Start of Block

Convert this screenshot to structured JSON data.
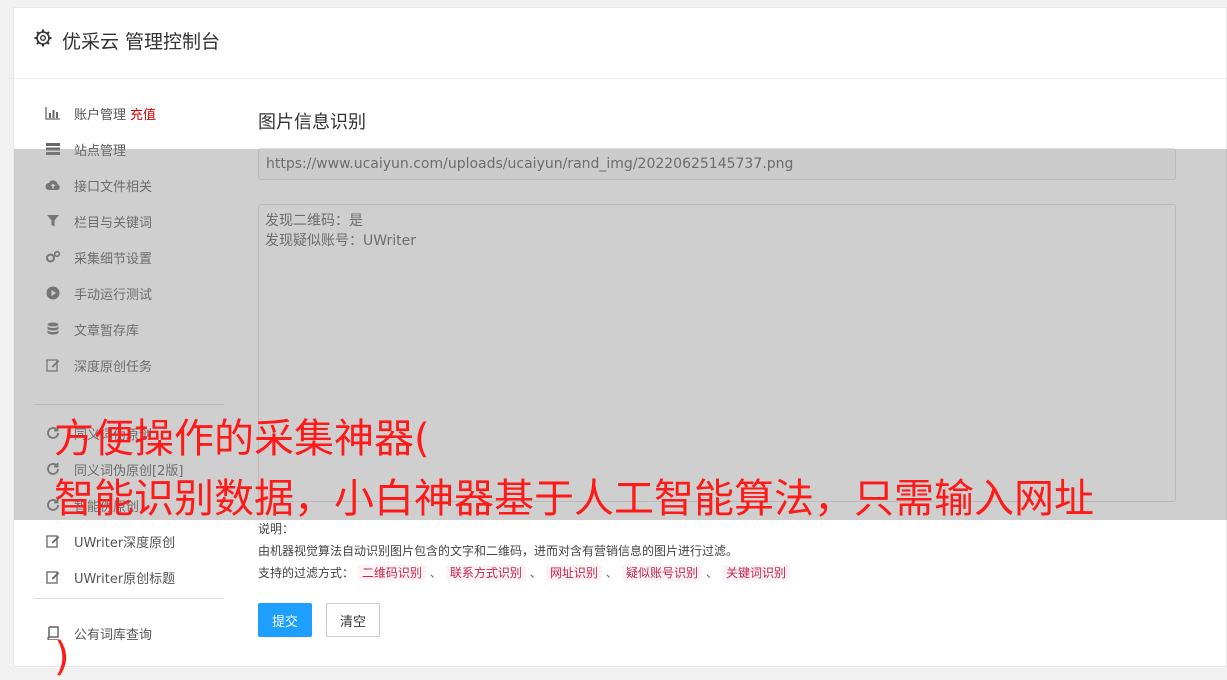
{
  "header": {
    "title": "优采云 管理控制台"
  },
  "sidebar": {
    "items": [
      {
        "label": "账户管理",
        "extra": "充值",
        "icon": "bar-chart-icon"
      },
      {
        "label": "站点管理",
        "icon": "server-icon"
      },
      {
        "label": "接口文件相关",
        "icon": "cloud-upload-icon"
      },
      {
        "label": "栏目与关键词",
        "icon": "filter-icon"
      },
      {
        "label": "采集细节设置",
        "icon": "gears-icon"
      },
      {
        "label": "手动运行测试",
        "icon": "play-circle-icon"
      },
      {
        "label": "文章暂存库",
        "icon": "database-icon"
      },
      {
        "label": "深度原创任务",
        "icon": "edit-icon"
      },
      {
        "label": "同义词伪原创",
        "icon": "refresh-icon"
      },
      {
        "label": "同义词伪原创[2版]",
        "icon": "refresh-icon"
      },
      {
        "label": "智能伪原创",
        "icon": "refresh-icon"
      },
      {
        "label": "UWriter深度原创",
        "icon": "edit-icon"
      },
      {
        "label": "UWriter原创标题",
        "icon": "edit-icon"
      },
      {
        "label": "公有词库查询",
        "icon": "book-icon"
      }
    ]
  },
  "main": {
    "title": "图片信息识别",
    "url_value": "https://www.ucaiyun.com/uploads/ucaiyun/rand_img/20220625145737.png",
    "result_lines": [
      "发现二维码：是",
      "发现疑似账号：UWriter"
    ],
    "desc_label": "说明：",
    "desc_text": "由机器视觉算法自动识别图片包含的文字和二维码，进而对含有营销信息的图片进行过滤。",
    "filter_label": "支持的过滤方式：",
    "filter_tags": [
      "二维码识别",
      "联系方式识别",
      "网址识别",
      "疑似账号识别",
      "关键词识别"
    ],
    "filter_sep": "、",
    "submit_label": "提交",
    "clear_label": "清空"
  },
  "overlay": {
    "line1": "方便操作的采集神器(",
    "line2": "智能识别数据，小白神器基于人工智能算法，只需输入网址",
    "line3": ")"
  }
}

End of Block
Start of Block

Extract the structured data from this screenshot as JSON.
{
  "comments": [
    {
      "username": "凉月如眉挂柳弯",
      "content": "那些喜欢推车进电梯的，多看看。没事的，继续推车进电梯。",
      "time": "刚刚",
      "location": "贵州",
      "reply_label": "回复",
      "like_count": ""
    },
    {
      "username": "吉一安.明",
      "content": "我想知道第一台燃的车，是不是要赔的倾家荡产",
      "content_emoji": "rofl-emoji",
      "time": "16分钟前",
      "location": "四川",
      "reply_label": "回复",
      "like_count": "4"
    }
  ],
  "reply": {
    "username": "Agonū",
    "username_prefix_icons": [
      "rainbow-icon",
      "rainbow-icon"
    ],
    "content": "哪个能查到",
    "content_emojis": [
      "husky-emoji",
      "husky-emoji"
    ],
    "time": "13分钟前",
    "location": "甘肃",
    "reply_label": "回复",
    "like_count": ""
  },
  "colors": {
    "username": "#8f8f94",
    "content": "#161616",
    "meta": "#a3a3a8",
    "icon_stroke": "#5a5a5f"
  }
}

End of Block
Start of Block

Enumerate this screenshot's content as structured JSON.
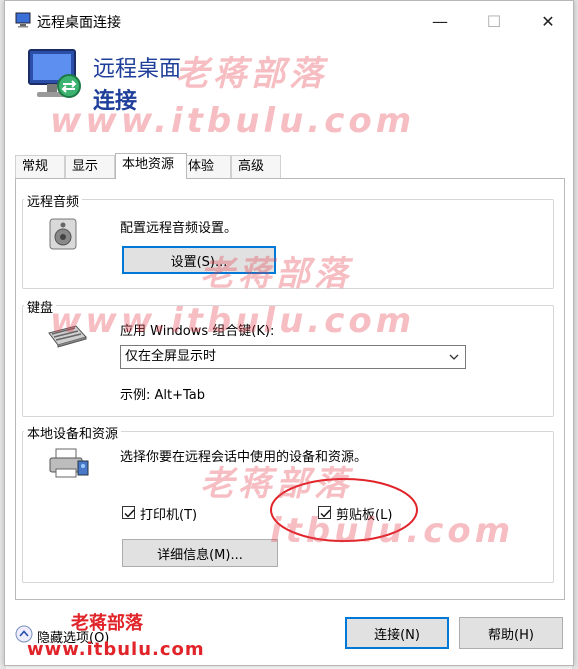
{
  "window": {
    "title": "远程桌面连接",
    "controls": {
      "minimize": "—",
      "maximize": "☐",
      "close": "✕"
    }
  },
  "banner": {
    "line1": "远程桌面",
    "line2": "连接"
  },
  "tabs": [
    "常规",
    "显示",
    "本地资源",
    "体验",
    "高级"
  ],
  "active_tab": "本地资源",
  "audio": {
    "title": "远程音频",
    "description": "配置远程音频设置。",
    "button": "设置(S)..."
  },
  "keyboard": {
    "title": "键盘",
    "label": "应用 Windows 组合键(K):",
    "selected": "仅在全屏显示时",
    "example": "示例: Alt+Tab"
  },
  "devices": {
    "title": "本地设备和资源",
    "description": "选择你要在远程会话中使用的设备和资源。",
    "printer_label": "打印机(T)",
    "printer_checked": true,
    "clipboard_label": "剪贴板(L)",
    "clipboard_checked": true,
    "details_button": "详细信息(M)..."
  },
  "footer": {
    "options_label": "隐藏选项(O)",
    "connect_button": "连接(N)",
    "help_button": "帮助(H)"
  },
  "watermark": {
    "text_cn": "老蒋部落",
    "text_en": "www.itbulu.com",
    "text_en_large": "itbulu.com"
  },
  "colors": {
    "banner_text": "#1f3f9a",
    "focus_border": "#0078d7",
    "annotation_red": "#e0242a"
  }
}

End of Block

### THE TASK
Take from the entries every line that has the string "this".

### SOLUTION
Convert this screenshot to structured JSON data.
Extract the structured data from this screenshot as JSON.
Enumerate this screenshot's content as structured JSON.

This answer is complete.